On Behalf of | Apr 17, 2018 | Pedestrian Accidents |

In 2016, there were 5,987 pedestrian deaths in the United States. That was a 27 percent increase since 2007, according to a report from the Governors Highway Safety Association (GHSA). During this same time period, all other types of traffic fatalities dropped by 14 percent. It is believed that cell phones and marijuana are among the main culprits for the rise in pedestrian deaths.

In states where recreational marijuana use was legalized between 2012 and 2016, there has been an increase in pedestrian deaths. Specifically, there was a 16.4 percent increase between the first half of 2016 compared to the same time in 2017. During that same time period, there was a 5.8 decrease in pedestrian fatalities in all other states. However, there have been some question as to whether marijuana use on the part of drivers or pedestrians is responsible for those numbers.

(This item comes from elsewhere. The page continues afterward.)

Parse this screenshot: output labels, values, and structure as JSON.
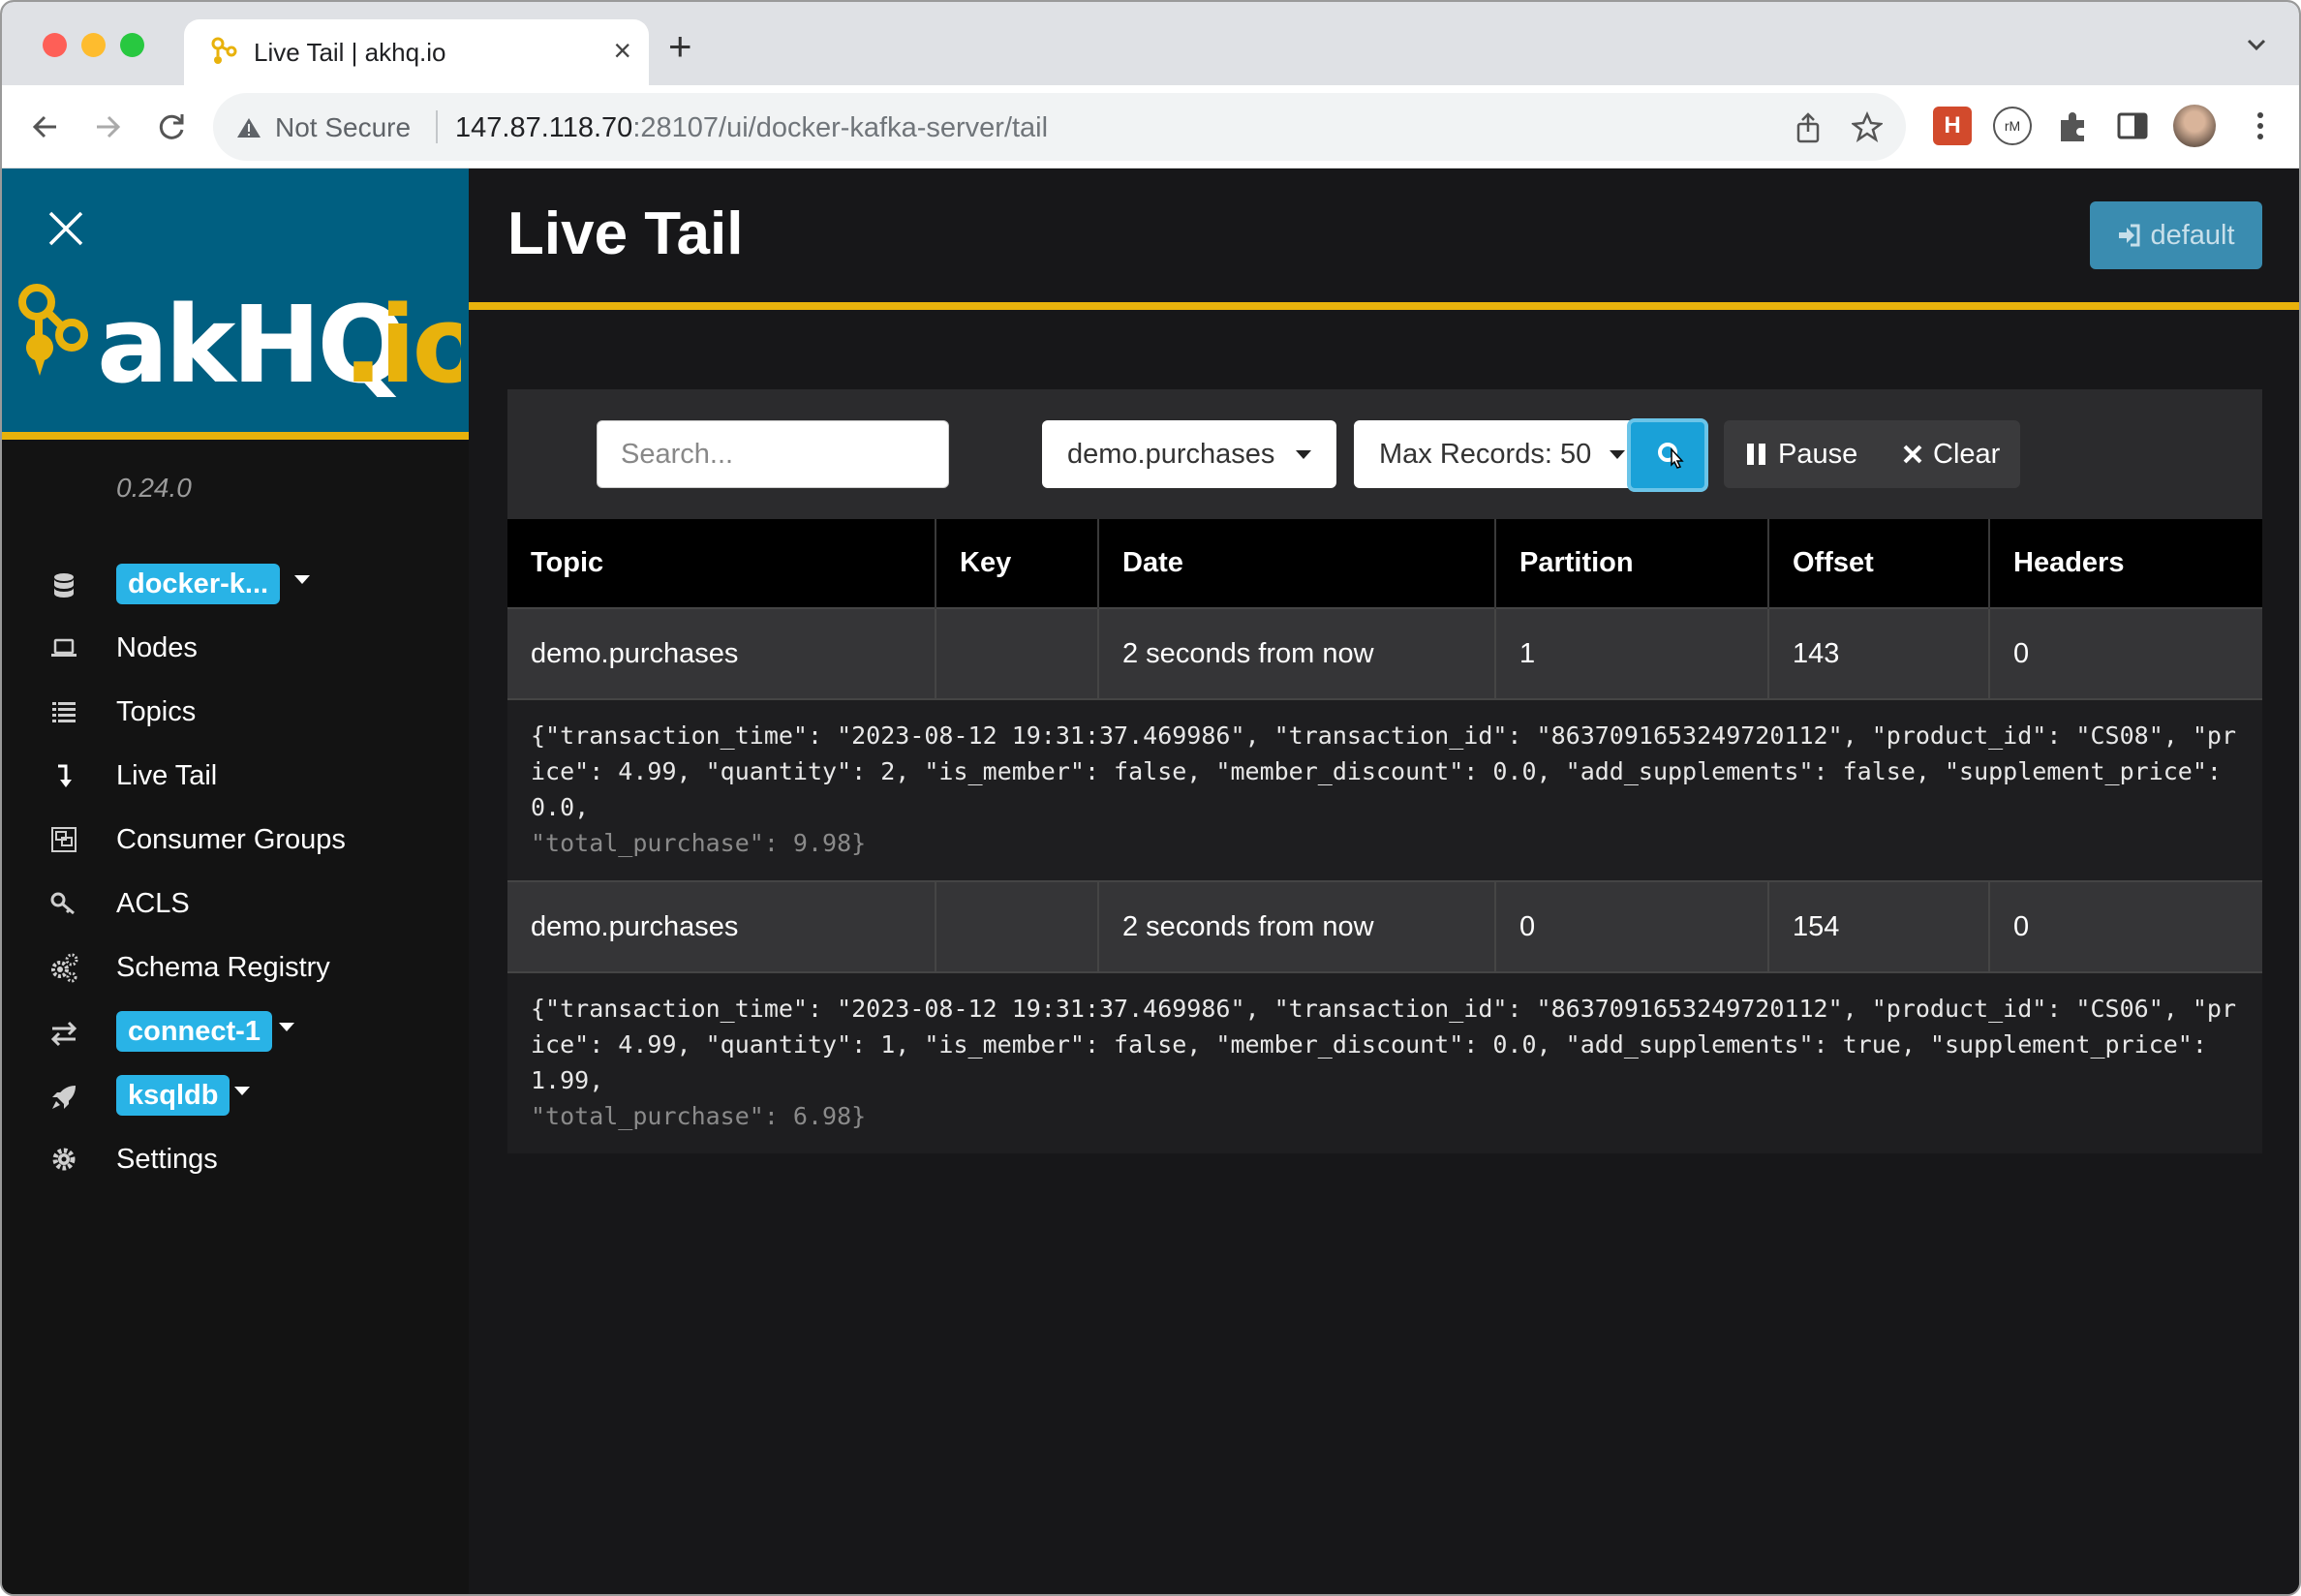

A large number of pedestrian deaths can also be attributed to the absence of light. In 2016, 75 percent of all pedestrian deaths occurred at night. It is believed that the introduction of self-driving vehicles will make the roads safer for drivers and pedestrians. However, researchers say that more should be done, such as creating overpasses for pedestrians or sidewalks that protect them from vehicles. Timers at crosswalks should also be designed to give pedestrians enough time to cross the street.

If a person is hurt in a motor vehicle accident, he or she may be compensated for medical bills, lost wages and lost future earnings. The families of individuals who are killed in car accidents could choose to file a wrongful death suit. This is true if negligence caused the accident to occur. Negligence may include driving while impaired or using a phone while driving.